Which lines below contain the word "Tarjetas"? Copy each one.

===== DATASET RECORDS =====

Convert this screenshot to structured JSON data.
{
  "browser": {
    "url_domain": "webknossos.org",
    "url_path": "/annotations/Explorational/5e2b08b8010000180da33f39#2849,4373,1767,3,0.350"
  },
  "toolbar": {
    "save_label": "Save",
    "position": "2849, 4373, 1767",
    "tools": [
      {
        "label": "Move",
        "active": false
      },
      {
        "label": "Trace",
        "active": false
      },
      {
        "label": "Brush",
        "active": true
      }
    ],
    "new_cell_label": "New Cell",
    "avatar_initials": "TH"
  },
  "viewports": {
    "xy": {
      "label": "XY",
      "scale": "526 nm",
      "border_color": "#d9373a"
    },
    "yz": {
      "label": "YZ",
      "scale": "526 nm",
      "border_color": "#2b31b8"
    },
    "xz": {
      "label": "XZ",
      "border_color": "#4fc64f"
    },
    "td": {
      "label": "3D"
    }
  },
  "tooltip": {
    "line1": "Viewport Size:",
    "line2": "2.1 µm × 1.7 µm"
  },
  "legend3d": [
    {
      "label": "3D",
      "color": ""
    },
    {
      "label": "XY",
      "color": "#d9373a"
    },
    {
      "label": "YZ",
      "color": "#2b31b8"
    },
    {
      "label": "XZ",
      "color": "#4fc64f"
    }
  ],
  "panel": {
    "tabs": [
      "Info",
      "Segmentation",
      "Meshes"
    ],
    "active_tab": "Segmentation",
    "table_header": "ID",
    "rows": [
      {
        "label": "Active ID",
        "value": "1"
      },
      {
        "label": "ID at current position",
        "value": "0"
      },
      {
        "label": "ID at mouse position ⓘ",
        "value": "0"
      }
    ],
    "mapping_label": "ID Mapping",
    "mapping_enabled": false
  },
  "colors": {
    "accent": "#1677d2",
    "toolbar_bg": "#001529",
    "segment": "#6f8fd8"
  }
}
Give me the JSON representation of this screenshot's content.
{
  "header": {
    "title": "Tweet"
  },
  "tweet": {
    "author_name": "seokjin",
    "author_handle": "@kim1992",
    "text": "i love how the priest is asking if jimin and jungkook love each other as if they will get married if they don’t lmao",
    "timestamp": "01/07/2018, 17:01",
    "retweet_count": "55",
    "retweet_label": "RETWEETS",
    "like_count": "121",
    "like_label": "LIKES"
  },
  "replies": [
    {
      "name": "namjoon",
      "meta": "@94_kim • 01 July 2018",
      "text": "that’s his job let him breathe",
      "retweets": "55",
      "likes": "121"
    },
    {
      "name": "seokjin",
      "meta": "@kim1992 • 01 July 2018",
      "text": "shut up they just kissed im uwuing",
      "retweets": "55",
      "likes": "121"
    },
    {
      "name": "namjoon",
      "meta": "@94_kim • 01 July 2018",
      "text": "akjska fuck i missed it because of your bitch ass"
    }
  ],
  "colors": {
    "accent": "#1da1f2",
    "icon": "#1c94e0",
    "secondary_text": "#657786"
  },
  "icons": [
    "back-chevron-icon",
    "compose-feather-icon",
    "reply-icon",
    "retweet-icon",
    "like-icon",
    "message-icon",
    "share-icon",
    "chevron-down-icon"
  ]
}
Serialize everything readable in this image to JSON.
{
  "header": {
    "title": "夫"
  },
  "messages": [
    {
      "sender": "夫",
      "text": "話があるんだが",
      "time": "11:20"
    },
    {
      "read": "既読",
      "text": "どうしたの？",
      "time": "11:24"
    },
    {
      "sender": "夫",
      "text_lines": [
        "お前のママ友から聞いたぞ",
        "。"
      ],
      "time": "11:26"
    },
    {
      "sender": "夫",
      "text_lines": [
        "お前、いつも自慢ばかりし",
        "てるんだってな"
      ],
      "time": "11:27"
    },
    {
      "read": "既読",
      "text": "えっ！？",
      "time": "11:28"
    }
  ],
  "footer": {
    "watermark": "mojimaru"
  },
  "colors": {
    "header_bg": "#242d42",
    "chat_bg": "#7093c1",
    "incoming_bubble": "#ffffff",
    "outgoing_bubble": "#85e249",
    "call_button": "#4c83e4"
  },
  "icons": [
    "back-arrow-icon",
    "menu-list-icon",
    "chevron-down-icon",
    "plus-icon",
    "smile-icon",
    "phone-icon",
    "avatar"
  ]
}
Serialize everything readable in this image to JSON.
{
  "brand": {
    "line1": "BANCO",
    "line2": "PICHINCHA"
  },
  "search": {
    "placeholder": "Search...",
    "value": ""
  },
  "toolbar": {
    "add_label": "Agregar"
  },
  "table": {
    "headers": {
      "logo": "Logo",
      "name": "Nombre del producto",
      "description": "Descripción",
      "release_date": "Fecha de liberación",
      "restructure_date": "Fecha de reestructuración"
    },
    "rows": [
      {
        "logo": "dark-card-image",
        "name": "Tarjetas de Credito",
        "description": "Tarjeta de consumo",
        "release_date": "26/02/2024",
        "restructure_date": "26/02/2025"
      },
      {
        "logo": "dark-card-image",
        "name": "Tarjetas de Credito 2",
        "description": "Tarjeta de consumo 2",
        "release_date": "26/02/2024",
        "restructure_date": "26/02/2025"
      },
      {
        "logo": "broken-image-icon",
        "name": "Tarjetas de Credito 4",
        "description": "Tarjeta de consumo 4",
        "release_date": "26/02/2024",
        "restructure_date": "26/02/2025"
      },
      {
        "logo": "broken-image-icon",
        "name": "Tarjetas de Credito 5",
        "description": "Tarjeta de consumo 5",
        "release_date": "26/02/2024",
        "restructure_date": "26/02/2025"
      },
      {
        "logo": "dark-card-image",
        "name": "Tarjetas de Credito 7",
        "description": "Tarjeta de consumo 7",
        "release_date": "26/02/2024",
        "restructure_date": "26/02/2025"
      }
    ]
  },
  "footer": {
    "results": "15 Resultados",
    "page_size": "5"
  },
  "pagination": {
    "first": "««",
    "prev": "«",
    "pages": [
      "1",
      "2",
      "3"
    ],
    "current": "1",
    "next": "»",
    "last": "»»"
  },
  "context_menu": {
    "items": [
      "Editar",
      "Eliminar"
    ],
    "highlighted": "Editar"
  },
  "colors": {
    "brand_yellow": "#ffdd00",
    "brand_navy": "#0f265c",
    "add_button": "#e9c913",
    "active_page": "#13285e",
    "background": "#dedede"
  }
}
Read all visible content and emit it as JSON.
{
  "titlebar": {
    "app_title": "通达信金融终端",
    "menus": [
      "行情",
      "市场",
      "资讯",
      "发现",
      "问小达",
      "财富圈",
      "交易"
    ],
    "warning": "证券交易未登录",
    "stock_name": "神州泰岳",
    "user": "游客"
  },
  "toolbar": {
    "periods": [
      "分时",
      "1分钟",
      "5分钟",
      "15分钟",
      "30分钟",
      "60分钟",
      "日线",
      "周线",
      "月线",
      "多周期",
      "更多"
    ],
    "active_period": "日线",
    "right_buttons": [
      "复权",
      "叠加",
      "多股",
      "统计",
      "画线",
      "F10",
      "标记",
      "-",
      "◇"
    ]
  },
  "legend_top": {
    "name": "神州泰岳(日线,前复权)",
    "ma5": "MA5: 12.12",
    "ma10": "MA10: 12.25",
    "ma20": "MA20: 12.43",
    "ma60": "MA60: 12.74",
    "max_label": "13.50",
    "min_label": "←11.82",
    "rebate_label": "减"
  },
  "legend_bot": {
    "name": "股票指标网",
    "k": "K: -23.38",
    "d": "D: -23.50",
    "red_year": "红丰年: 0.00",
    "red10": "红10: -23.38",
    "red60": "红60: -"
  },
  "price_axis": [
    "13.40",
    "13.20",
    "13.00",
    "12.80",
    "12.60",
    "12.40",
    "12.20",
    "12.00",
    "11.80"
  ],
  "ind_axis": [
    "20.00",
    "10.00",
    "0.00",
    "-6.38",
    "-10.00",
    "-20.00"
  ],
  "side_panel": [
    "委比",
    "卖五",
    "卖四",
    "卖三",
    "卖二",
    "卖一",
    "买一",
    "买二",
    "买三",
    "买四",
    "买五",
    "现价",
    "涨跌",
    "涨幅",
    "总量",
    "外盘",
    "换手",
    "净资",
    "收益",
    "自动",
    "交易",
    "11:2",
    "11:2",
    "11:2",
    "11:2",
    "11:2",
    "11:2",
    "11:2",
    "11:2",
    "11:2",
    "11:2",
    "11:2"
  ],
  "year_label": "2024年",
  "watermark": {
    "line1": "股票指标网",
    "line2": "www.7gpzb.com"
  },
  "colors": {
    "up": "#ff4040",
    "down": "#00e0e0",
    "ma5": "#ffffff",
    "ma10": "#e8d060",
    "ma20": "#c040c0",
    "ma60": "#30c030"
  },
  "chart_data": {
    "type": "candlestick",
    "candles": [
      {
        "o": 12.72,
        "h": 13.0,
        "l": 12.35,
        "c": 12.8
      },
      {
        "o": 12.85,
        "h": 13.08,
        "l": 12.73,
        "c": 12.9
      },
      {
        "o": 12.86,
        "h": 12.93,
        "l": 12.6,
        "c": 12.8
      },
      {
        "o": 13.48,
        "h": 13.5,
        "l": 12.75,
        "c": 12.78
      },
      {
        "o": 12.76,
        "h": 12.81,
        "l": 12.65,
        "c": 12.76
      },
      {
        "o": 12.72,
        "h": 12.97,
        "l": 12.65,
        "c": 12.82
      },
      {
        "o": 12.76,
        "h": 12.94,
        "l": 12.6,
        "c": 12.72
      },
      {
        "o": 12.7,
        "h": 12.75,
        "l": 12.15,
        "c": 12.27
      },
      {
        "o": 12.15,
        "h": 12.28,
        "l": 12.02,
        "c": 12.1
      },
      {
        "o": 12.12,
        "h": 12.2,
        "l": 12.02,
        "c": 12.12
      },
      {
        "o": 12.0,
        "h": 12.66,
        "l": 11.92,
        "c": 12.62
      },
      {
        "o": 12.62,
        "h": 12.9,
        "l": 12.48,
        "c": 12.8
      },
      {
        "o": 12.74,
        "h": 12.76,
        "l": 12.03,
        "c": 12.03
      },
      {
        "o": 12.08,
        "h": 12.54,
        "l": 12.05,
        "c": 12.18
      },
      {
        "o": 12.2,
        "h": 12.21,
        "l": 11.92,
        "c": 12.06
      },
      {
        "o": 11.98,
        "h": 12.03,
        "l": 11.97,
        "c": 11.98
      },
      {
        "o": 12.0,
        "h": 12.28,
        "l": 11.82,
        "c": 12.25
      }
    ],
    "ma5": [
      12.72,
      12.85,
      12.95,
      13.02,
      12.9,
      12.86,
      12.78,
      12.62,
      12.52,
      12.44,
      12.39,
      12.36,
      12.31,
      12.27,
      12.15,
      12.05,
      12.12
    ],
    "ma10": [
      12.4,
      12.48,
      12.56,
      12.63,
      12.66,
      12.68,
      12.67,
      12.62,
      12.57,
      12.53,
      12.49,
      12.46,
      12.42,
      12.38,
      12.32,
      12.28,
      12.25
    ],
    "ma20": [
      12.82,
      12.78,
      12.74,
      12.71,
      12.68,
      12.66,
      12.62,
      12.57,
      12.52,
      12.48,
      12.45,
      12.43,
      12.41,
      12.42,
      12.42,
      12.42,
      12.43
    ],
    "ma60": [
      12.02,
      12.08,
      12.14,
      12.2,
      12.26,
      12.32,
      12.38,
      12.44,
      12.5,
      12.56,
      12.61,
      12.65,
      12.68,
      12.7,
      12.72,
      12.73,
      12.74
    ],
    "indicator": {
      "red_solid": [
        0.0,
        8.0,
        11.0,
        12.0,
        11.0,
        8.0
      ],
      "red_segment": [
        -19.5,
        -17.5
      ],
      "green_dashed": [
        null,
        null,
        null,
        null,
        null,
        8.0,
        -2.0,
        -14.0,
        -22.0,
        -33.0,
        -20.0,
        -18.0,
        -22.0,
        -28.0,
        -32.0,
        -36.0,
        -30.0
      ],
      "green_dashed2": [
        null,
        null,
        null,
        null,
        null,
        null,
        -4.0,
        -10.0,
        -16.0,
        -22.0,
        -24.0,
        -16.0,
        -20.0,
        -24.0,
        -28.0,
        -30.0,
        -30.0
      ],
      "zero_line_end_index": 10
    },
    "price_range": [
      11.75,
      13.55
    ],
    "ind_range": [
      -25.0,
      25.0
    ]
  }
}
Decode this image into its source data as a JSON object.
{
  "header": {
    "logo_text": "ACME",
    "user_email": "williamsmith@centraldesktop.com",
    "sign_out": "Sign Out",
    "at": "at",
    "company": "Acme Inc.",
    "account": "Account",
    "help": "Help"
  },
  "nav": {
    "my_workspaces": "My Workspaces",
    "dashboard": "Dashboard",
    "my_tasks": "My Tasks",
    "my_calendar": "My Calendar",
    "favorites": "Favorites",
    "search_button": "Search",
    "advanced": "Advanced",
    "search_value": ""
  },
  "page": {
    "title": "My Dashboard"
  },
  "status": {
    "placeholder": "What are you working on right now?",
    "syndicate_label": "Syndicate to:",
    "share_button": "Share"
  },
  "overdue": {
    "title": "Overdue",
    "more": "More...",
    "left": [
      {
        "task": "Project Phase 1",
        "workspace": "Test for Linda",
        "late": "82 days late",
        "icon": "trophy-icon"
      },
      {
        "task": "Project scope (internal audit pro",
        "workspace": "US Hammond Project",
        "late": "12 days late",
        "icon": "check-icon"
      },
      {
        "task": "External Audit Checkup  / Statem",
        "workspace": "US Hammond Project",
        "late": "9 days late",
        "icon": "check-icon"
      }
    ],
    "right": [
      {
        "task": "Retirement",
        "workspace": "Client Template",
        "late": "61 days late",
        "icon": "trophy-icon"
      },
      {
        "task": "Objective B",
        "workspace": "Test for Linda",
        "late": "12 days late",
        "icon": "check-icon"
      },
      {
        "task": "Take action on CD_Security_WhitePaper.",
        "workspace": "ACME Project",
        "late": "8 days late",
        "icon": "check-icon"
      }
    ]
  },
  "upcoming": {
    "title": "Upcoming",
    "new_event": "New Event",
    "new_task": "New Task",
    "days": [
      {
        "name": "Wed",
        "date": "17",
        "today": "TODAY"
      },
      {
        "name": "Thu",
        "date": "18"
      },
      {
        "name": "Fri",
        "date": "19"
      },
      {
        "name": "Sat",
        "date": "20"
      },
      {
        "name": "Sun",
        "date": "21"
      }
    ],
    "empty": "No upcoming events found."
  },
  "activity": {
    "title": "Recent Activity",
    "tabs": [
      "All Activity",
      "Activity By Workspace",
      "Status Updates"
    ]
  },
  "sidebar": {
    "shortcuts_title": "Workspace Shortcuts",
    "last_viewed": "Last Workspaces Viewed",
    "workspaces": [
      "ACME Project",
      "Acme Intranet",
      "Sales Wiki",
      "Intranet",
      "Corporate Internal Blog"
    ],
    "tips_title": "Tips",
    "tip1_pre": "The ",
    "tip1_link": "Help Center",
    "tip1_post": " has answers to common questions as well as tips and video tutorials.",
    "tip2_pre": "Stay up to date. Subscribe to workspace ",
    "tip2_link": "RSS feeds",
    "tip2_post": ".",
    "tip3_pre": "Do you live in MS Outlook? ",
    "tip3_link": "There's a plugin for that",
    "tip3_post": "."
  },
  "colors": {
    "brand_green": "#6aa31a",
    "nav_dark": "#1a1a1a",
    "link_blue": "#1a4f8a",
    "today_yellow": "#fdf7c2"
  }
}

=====

> _THE ANSWER_
        "name": "Tarjetas de Credito",
        "name": "Tarjetas de Credito 2",
        "name": "Tarjetas de Credito 4",
        "name": "Tarjetas de Credito 5",
        "name": "Tarjetas de Credito 7",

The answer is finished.